by Michael McVey
During a visit by teachers from a distant land, a veteran teacher is reminded of the first words he teaches his ESL students.
Earlier this year, I had the pleasure of speaking to a group of Indonesian English Department Chairs from all over their country. They were visiting as part of a visit to the United States and funded by a Fulbright grant. They were on their way to New York City in a few days and were deliriously excited about it. My talk was about the challenges of technology and they were a very attentive audience. I shifted my usually rapid patter of speech to a gentler pace like the one I used in Japan when I taught English there.
It is a funny thing, quite literally funny, but every time I visit a new country, my students take the time to teach me the word in their native language for "bald" which is a term easily applied to descriptions of my shiny head. My English students told me I did not have a forehead, I had a FIVE-head. Funny. In Japan, I learned the word "ha-ge" from my chuu gakou or middle school students on my second day in the school. They smiled and patted their heads to teach me that one. When I taught in the southwest United States, I learned "pelon" from my students. They were more polite; it took them four days to teach me that one.
This group of Indonesians was very polite and kind. I was a little disappointed not to have learned the Javanese word for bald. I came across them later in the week, walking single file across campus heading back to their hotel. I jogged over a little to wave to them. They immediately came over to me in a gaggle and we chatted briefly. To my surprise, one of them said, "You are looking very handsome today." I was startled.
"Do you mean me?" I asked in genuine surprise. The men who were talking to me were all neatly tailored with open neck shirts and suit jackets. They all had thick dark heads of hair atop their slight frames. They were the handsome ones.
"Yes. Handsome. Very . . . phrenology." They all laughed, as did I.
"Oh," I smiled, "you mean my skull." I pointed to my head and they all laughed again. I drove off to hear them chatting with each other in Javanese. I will bet one of them was explaining how the word for the study of personality and skull shape came into their conversation with their new friend on the other side of the world.
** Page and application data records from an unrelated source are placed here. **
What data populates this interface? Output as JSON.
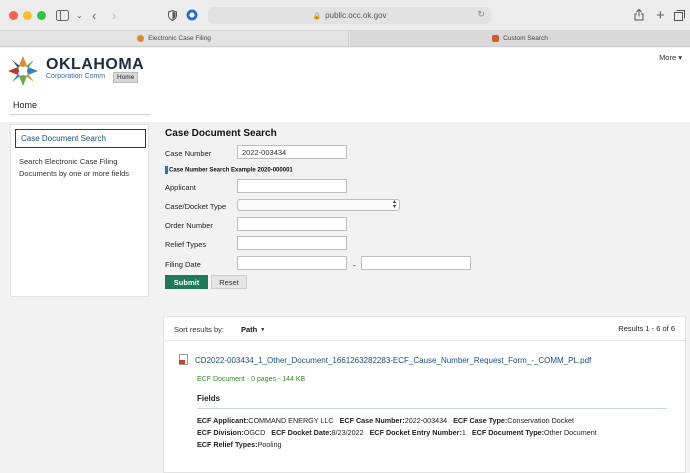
{
  "browser": {
    "url": "public.occ.ok.gov",
    "tabs": [
      {
        "label": "Electronic Case Filing"
      },
      {
        "label": "Custom Search"
      }
    ]
  },
  "header": {
    "brand": "OKLAHOMA",
    "brand_sub": "Corporation Comm",
    "tooltip": "Home",
    "more_label": "More ▾"
  },
  "breadcrumb": {
    "home": "Home"
  },
  "sidebar": {
    "active_item": "Case Document Search",
    "description": "Search Electronic Case Filing Documents by one or more fields"
  },
  "form": {
    "title": "Case Document Search",
    "case_number_label": "Case Number",
    "case_number_value": "2022-003434",
    "example_text": "Case Number Search Example 2020-000001",
    "applicant_label": "Applicant",
    "case_type_label": "Case/Docket Type",
    "order_number_label": "Order Number",
    "relief_types_label": "Relief Types",
    "filing_date_label": "Filing Date",
    "date_separator": "-",
    "submit_label": "Submit",
    "reset_label": "Reset"
  },
  "results": {
    "sort_label": "Sort results by:",
    "sort_value": "Path",
    "count_text": "Results  1 - 6 of 6",
    "items": [
      {
        "title": "CD2022-003434_1_Other_Document_1661263282283-ECF_Cause_Number_Request_Form_-_COMM_PL.pdf",
        "meta": "ECF Document - 0 pages - 144 KB",
        "fields_heading": "Fields",
        "fields": {
          "applicant_key": "ECF Applicant:",
          "applicant": "COMMAND ENERGY LLC",
          "case_number_key": "ECF Case Number:",
          "case_number": "2022-003434",
          "case_type_key": "ECF Case Type:",
          "case_type": "Conservation Docket",
          "division_key": "ECF Division:",
          "division": "OGCD",
          "docket_date_key": "ECF Docket Date:",
          "docket_date": "8/23/2022",
          "entry_number_key": "ECF Docket Entry Number:",
          "entry_number": "1",
          "doc_type_key": "ECF Document Type:",
          "doc_type": "Other Document",
          "relief_types_key": "ECF Relief Types:",
          "relief_types": "Pooling"
        }
      }
    ]
  },
  "colors": {
    "submit": "#1e7a5a",
    "link": "#1a4d8f",
    "meta_green": "#3a8a2c"
  }
}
So, what is the lesson here? When you stand at the front of the class, a unique entity, you become the first lesson. Embrace it, use it, but most of all enjoy it.